EXERCISE: When a line in the entries below contains "title", tally it; give the tally with nothing added.

SUPPLIED RECORDS:
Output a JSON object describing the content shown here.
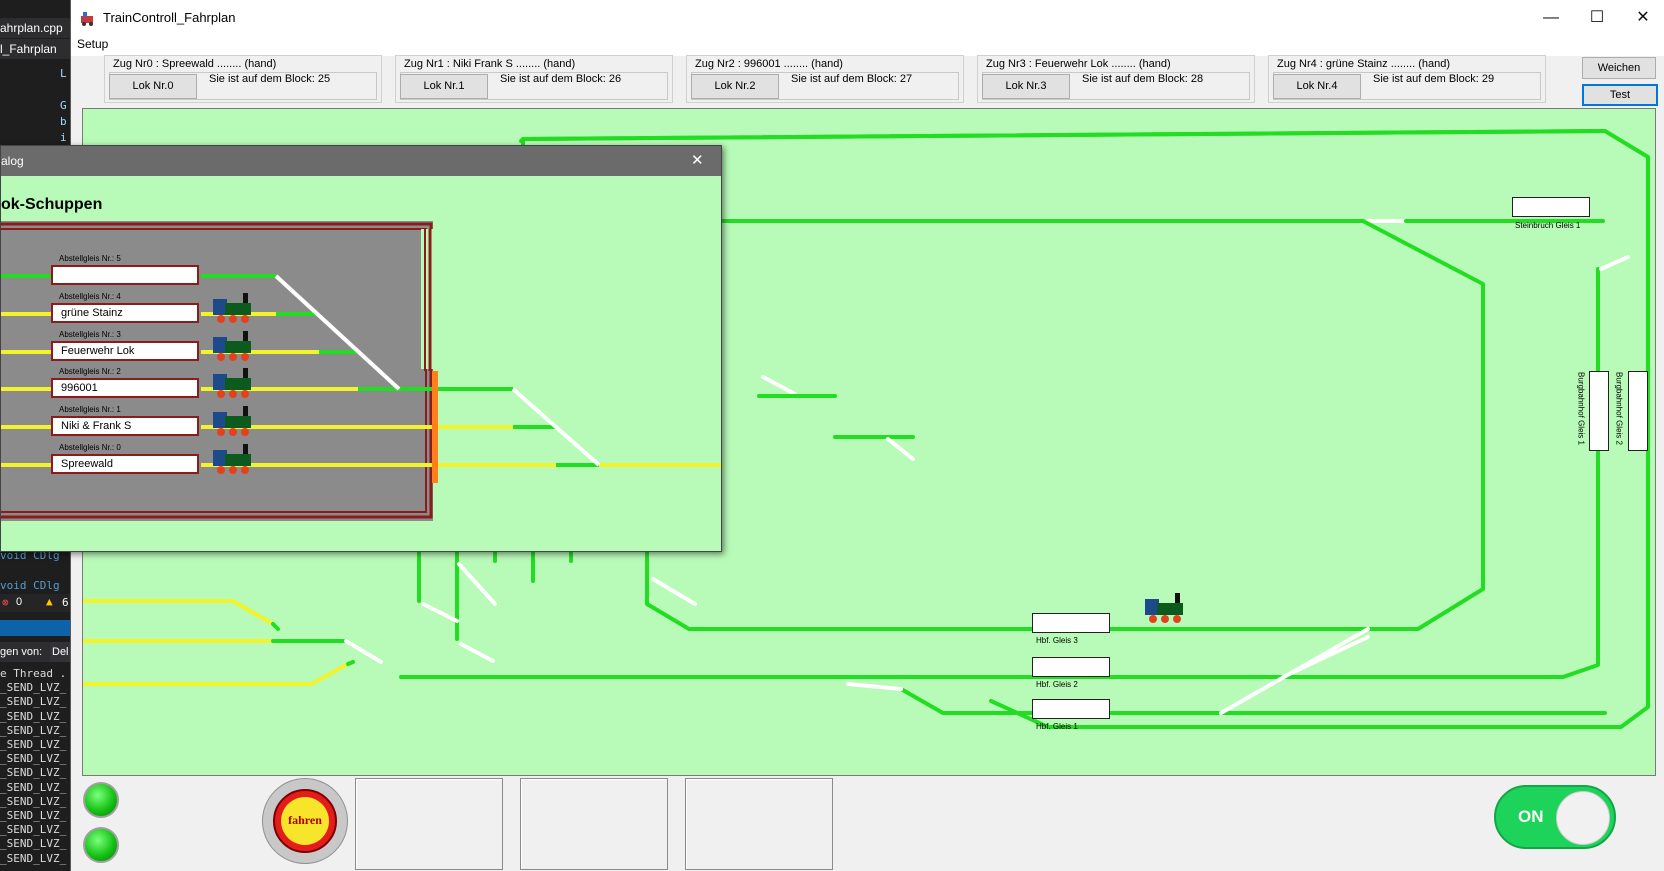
{
  "ide": {
    "tabs": [
      "ahrplan.cpp",
      "l_Fahrplan"
    ],
    "code_lines": [
      "L",
      "G",
      "b",
      "i"
    ],
    "code_lower": [
      "void CDlg",
      "void CDlg"
    ],
    "errors": "0",
    "warnings": "6",
    "output_label": "gen von:",
    "output_combo": "Del",
    "output_lines": [
      "e Thread .",
      "_SEND_LVZ_",
      "_SEND_LVZ_",
      "_SEND_LVZ_",
      "_SEND_LVZ_",
      "_SEND_LVZ_",
      "_SEND_LVZ_",
      "_SEND_LVZ_",
      "_SEND_LVZ_",
      "_SEND_LVZ_",
      "_SEND_LVZ_",
      "_SEND_LVZ_",
      "_SEND_LVZ_",
      "_SEND_LVZ_"
    ]
  },
  "window": {
    "title": "TrainControll_Fahrplan",
    "minimize": "—",
    "maximize": "☐",
    "close": "✕",
    "menu_setup": "Setup"
  },
  "zuege": [
    {
      "header": "Zug Nr0 :  Spreewald ........ (hand)",
      "lok": "Lok  Nr.0",
      "block": "Sie ist auf dem Block: 25"
    },
    {
      "header": "Zug Nr1 :  Niki  Frank S ........ (hand)",
      "lok": "Lok  Nr.1",
      "block": "Sie ist auf dem Block: 26"
    },
    {
      "header": "Zug Nr2 :  996001 ........ (hand)",
      "lok": "Lok  Nr.2",
      "block": "Sie ist auf dem Block: 27"
    },
    {
      "header": "Zug Nr3 :  Feuerwehr Lok ........ (hand)",
      "lok": "Lok  Nr.3",
      "block": "Sie ist auf dem Block: 28"
    },
    {
      "header": "Zug Nr4 :  grüne Stainz ........ (hand)",
      "lok": "Lok  Nr.4",
      "block": "Sie ist auf dem Block: 29"
    }
  ],
  "buttons": {
    "weichen": "Weichen",
    "test": "Test"
  },
  "gleise": {
    "steinbruch": "Steinbruch Gleis 1",
    "burg1": "Burgbahnhof Gleis 1",
    "burg2": "Burgbahnhof Gleis 2",
    "hbf3": "Hbf. Gleis 3",
    "hbf2": "Hbf. Gleis 2",
    "hbf1": "Hbf. Gleis 1"
  },
  "dialog": {
    "title": "alog",
    "close": "✕",
    "heading": "ok-Schuppen",
    "slots": [
      {
        "label": "Abstellgleis Nr.: 5",
        "value": ""
      },
      {
        "label": "Abstellgleis Nr.: 4",
        "value": "grüne Stainz"
      },
      {
        "label": "Abstellgleis Nr.: 3",
        "value": "Feuerwehr Lok"
      },
      {
        "label": "Abstellgleis Nr.: 2",
        "value": "996001"
      },
      {
        "label": "Abstellgleis Nr.: 1",
        "value": "Niki & Frank S"
      },
      {
        "label": "Abstellgleis Nr.: 0",
        "value": "Spreewald"
      }
    ]
  },
  "bottom": {
    "fahren": "fahren",
    "power": "ON"
  },
  "colors": {
    "track_green": "#22dd22",
    "track_yellow": "#f3f32b",
    "panel_bg": "#b8fab8",
    "shed_border": "#8b1c1c"
  }
}
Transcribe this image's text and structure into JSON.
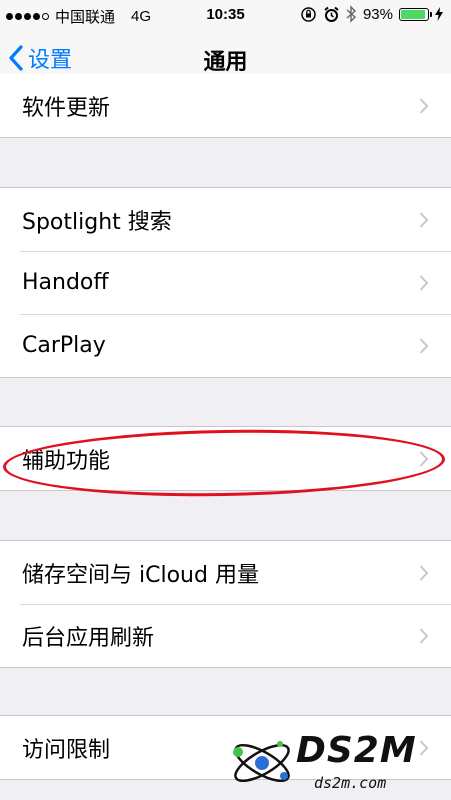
{
  "status_bar": {
    "carrier": "中国联通",
    "network": "4G",
    "time": "10:35",
    "battery": "93%",
    "battery_level": 0.93,
    "battery_color": "#4cd964"
  },
  "nav": {
    "back_label": "设置",
    "title": "通用",
    "accent": "#007aff"
  },
  "groups": [
    {
      "items": [
        {
          "label": "软件更新"
        }
      ]
    },
    {
      "items": [
        {
          "label": "Spotlight 搜索"
        },
        {
          "label": "Handoff"
        },
        {
          "label": "CarPlay"
        }
      ]
    },
    {
      "items": [
        {
          "label": "辅助功能"
        }
      ]
    },
    {
      "items": [
        {
          "label": "储存空间与 iCloud 用量"
        },
        {
          "label": "后台应用刷新"
        }
      ]
    },
    {
      "items": [
        {
          "label": "访问限制"
        }
      ]
    }
  ],
  "annotation": {
    "color": "#e0101e"
  },
  "watermark": {
    "logo_text": "DS2M",
    "url": "ds2m.com"
  }
}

TASK SOLUTION: 3